On the bias
I made some small adjustments to my studio this week, and it reminded me how much even minor changes to your space can affect your energy and mood.
The new arrangement feels more open and calm, and it makes it easy for me to see people outside my window as I’m working on these new drawings.
I enjoy all of the “regulars,” like the group of 3-year-olds who are escorted from a neighboring daycare to the park every morning, and the two girls from our local high school who run sprints together over and over in the afternoon.
My favorites are currently these two guys who look like serious heavy metal dudes: long hair, clothes all black, always wearing sunglasses. Beards.
They walk slowly up the hill to our mini park to sit in the sun a while and…hold hands. Then they walk slowly down the hill again.
That was definitely not what I expected when I first saw them heading up there.
Having people surprise me that way can be kind of like having new surroundings. It makes me see everything fresh for a while.
That is something I am always striving for in my work. It is so easy for your vision to get far too comfortable with seeing the same thing over and over. And to get biased.
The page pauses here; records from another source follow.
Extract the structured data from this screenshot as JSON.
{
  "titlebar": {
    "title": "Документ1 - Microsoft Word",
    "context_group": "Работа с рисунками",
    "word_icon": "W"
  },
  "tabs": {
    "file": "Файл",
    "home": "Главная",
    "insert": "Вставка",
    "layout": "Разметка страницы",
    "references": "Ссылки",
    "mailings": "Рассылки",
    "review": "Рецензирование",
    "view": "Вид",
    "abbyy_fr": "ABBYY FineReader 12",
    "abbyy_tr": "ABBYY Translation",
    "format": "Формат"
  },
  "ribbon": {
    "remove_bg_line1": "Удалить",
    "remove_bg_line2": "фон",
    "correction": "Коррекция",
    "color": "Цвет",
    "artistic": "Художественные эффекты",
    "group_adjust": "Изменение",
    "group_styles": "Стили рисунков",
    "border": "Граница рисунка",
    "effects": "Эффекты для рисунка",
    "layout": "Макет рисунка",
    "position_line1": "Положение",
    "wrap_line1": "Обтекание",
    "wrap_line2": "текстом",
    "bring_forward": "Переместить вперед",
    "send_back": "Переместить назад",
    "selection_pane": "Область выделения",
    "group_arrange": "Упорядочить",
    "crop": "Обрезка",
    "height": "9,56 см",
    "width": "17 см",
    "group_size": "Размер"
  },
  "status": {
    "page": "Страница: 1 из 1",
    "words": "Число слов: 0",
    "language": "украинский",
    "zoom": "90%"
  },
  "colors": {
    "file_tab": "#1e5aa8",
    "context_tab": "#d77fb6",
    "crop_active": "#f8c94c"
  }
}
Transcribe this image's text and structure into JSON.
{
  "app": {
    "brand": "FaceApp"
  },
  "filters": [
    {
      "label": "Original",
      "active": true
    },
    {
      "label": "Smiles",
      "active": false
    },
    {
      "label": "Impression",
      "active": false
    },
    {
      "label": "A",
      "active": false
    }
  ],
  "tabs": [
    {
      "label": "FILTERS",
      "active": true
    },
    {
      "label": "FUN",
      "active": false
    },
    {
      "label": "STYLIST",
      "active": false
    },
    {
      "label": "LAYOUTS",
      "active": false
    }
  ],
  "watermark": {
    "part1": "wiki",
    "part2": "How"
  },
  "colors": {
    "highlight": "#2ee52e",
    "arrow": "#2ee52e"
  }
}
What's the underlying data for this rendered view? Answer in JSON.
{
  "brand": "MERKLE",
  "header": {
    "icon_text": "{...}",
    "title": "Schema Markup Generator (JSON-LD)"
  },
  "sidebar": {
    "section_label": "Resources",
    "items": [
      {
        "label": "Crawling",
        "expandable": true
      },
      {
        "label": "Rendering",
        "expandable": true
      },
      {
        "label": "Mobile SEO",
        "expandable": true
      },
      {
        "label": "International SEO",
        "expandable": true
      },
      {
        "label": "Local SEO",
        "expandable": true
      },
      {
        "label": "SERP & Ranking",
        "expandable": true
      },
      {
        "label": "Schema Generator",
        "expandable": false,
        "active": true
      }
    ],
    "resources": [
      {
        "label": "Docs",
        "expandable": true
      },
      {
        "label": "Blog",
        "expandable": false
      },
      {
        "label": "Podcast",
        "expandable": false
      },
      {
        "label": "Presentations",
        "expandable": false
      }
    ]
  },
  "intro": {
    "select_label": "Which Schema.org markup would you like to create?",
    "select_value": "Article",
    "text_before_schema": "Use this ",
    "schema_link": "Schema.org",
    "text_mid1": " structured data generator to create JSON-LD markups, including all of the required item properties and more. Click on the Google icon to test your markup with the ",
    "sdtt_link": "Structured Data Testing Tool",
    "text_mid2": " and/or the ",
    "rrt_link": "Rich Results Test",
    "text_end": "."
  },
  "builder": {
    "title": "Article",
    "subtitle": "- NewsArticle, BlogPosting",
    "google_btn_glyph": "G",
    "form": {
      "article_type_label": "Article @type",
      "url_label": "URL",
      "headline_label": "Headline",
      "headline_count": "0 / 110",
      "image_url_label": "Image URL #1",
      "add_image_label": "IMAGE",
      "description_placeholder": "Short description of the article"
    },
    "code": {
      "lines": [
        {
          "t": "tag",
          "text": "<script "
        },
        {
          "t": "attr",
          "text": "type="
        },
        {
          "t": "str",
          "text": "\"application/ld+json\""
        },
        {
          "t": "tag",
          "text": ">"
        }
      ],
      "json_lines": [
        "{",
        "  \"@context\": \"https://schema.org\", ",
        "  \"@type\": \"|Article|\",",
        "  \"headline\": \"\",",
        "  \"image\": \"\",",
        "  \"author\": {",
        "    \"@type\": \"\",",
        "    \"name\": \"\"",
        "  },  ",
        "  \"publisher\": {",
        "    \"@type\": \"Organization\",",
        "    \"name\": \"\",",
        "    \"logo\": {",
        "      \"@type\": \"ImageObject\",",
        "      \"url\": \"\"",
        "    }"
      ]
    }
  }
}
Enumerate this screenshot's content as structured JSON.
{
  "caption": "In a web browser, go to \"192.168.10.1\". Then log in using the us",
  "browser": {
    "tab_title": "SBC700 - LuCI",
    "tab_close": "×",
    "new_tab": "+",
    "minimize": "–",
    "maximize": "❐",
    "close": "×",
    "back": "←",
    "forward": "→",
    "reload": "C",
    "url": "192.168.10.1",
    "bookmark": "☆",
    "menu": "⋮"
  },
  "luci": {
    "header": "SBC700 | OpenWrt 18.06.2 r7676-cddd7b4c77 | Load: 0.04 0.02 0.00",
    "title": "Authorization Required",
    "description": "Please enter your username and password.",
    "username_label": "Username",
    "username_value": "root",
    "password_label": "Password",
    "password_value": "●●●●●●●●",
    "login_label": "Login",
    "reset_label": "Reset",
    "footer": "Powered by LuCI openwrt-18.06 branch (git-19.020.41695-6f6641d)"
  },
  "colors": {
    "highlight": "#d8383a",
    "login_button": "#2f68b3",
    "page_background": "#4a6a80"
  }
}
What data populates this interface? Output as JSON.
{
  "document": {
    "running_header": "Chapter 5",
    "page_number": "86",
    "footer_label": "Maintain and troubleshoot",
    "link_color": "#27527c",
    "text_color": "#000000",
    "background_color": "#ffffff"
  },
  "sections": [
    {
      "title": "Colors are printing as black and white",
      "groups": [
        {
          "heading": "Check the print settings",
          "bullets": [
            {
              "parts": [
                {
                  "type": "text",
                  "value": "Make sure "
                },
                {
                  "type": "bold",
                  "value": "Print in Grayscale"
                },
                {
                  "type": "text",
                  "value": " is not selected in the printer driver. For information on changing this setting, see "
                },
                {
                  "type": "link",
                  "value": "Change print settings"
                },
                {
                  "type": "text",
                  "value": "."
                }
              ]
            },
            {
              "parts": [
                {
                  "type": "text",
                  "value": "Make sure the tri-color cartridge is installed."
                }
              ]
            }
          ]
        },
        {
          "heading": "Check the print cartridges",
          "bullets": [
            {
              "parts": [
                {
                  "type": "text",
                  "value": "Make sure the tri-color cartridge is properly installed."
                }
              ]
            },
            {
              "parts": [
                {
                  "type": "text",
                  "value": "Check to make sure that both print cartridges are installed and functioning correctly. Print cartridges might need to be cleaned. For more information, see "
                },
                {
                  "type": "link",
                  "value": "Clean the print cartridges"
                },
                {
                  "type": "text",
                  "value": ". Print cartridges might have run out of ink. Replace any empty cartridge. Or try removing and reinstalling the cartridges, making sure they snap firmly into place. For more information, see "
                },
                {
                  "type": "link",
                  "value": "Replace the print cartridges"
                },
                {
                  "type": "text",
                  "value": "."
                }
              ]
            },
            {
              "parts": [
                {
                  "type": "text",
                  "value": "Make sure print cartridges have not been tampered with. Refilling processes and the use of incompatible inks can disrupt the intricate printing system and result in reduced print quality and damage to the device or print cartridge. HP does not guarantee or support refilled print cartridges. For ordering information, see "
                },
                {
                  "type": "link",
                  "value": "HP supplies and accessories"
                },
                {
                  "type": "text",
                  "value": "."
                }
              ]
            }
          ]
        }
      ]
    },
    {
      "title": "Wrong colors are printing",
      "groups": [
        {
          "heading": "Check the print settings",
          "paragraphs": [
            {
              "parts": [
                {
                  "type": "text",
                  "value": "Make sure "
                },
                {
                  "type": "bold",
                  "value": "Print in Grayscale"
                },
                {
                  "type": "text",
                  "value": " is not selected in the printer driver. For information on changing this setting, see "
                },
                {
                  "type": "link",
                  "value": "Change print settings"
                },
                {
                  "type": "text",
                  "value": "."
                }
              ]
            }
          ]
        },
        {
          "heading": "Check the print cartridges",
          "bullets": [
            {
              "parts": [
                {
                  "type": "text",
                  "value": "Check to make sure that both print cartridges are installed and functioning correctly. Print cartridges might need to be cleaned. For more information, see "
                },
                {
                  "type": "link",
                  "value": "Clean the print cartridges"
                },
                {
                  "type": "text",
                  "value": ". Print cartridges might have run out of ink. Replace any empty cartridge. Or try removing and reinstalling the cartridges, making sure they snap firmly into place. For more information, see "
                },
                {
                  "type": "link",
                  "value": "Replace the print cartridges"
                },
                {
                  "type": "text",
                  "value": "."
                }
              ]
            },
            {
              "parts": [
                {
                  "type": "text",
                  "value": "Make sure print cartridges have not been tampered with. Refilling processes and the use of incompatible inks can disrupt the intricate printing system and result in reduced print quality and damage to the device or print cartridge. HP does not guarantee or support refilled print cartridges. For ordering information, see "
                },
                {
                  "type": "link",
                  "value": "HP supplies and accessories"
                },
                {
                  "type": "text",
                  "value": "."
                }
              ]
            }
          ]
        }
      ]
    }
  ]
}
I have also been catching up on This American Life, so I was only just listening to their recent show Cops See It Differently, which is in two parts.
The second part touches on bias quite a bit, and I think does an excellent job of discussing how bias is something we live with all the time, with regard to almost everything. Even when we’re trying not to be biased.
And how when we’re trying very hard not to be biased, sometimes it only serves to make it harder to acknowledge.
The show includes this moving and much-needed speech, made to cops, from FBI director James Comey:
I am descended from Irish immigrants. A century ago, the Irish knew well how American society and law enforcement viewed them– as drunks, ruffians, and criminals. The Irish had some tough times, but little compares to the experience on our soil of black Americans.
That experience should be part of every American’s consciousness. And we, especially those of us who enjoy the privilege that comes with being the majority, must confront the biases that are an inescapable part of the human condition. We must speak the truth about our shortcomings as law enforcement and fight to get better. We simply must speak to each other honestly about all these hard truths.
Thankfully I do not have to be a police officer, struggling with the ways my inherent racial bias affects my job and potentially people’s lives.
Nor do I have to be a man with dark skin, and live with the fact that most people, whether they mean to or not, consider me dangerous.
But we all deal with bias, and being biased, all the time. From my window, I get to choose what to make of what I see.
It is up to me to take on the responsibility of keeping my vision as clear as I can. It is also up to me to acknowledge that I will never be free of bias, not entirely.
So here’s to seeing things with fresh eyes this week! Or at least trying to.